In Leviticus 16, the requirements of the Day of Atonement are outlined. In the Old Testament Student Manual, the significance of this important day is explained:
"The Day of Atonement, which took place in the fall of the year, was the most sacred and solemn of all the Israelite festivals. In it we most clearly see the typology or symbolism of Christ's work for Israel. It was a national day of fasting and one that signified that the sins of Israel had been atoned for and that the nation and its people were restored to a state of fellowship with God."The manual outlines the following major items of the Day of Atonement.
- The high priest had to go through meticulous preparation to be worthy to act as the officiator for the rest of the house of Israel.
- The high priest put off the official robes he normally wore and clothed himself in simple, white linen garments.
- Two goats were chosen by lot for sacrifices. One, designated as the goat of the Lord, was offered as a sin offering.
The other goat, designated as the scapegoat, or in Hebrew, the goat of Azazel, was brought before the high priest, who laid his hands upon its head and symbolically transferred all of the sins of Israel to it. Then it was taken out into the wilderness and released where it would never be seen again.
"The day of atonement (Yom Kippur) is still observed by Jews throughout the world, although animal sacrifice has not been part of the observance since the destruction of the temple in A.D. 70," explained Daniel H. Ludlow in A Companion to Your Study of the Old Testament.

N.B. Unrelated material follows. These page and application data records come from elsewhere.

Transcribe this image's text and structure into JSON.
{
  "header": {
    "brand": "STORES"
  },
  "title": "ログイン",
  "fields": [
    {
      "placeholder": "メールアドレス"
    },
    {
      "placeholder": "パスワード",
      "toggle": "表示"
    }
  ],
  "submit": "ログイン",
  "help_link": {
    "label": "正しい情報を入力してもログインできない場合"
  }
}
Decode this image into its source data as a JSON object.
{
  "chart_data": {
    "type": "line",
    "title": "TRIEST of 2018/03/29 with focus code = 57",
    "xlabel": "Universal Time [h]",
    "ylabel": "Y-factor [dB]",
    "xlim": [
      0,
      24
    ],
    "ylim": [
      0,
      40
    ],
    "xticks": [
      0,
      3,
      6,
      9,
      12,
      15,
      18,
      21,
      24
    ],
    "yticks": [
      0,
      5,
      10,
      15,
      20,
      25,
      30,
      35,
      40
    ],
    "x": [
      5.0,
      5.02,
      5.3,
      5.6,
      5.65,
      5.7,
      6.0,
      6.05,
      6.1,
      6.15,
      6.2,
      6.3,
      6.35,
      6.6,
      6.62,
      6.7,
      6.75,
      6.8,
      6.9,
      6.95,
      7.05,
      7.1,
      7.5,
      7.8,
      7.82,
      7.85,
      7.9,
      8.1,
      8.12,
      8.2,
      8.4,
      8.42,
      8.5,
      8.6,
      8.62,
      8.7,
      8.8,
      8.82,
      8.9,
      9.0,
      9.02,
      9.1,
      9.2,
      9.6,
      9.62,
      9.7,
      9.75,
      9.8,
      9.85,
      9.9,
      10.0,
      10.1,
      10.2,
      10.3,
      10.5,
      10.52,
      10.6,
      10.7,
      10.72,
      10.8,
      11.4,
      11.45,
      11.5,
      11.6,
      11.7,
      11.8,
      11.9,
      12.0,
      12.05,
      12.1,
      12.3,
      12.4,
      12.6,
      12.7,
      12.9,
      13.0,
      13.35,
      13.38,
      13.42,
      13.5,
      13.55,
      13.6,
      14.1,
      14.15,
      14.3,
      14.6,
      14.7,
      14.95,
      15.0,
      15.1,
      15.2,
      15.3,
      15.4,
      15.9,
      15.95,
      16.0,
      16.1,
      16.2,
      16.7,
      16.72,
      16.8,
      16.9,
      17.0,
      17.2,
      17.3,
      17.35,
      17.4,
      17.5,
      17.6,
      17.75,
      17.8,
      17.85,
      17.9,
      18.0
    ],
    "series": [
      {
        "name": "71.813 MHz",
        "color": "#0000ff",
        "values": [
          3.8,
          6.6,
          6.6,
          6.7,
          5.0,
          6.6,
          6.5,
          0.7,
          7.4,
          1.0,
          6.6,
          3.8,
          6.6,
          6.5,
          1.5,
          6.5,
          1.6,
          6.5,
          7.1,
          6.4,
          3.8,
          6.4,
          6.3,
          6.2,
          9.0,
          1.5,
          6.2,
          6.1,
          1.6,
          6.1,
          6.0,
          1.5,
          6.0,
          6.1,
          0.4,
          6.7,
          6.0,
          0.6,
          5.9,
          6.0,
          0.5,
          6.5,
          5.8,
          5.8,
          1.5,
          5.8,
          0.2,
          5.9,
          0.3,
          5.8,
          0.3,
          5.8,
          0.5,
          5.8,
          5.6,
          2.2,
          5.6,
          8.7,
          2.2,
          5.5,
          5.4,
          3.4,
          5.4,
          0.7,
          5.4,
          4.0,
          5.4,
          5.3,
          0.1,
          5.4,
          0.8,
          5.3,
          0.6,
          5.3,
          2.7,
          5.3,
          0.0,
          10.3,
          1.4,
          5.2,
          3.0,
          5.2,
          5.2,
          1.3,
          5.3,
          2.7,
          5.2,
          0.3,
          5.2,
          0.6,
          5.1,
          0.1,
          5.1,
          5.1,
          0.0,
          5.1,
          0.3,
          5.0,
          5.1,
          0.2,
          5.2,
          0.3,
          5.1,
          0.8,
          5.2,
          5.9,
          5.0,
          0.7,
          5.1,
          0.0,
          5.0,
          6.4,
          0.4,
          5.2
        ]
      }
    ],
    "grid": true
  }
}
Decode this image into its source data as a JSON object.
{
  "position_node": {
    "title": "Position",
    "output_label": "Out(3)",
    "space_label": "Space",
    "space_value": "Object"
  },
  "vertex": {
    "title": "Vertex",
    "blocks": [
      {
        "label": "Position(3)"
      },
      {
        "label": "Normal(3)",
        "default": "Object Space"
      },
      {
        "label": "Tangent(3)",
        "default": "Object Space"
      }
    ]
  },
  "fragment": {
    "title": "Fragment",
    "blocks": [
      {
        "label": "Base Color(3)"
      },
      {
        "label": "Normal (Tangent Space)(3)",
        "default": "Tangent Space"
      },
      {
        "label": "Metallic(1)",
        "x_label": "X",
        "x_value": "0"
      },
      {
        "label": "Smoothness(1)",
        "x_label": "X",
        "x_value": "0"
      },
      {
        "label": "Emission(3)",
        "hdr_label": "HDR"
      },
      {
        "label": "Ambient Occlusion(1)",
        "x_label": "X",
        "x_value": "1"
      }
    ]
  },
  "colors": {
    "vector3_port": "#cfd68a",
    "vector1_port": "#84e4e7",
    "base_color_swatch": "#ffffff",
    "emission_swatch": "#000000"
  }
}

"The Lord indicated that the Day of Atonement should be
in the seventh month, on the tenth day of the month' according to the calendar then in use. Changes in the Jewish calendar have placed Yom Kippur near Rosh Hashanah (literallyhead of the year') or New Year's Day, which usually occurs in September or October."